** Opening Material provided block **

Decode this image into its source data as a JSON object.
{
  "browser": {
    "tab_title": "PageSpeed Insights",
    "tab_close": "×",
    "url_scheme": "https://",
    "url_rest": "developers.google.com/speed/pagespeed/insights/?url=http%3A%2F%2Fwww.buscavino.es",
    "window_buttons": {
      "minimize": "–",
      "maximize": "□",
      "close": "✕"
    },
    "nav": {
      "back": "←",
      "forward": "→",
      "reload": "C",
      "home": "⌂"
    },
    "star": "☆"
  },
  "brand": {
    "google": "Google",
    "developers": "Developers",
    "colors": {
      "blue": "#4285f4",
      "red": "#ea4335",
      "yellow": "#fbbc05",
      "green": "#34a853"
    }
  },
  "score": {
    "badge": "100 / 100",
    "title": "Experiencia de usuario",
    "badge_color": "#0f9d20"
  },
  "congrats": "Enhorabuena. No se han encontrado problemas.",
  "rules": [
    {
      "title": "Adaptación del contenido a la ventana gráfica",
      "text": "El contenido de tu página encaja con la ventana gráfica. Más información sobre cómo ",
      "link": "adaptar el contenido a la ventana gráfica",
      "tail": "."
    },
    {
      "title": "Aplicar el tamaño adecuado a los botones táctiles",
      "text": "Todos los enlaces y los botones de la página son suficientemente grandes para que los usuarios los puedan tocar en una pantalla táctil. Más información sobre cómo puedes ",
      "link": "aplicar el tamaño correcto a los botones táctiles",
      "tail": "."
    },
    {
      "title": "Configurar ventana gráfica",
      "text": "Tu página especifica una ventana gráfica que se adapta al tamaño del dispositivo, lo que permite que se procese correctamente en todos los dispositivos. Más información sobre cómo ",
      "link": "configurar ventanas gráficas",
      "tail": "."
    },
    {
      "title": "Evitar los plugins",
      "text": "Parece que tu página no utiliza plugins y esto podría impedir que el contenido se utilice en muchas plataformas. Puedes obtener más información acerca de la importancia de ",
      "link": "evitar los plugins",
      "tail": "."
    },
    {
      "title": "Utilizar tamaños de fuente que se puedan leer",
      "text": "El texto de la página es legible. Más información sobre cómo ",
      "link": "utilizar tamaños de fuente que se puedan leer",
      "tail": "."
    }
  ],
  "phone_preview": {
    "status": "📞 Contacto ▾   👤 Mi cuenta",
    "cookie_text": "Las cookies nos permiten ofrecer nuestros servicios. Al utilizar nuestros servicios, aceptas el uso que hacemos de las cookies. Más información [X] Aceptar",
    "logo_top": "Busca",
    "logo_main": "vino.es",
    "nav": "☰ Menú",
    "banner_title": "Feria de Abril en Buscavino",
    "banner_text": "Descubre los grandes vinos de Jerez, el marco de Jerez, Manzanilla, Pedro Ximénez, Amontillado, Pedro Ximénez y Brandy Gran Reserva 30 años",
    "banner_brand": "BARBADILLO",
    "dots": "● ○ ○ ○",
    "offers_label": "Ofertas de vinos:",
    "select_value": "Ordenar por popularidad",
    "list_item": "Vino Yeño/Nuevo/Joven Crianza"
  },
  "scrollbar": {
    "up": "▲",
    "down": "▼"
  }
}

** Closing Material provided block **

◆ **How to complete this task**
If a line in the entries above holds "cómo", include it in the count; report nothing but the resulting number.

◆ **Solution for this exercise**
4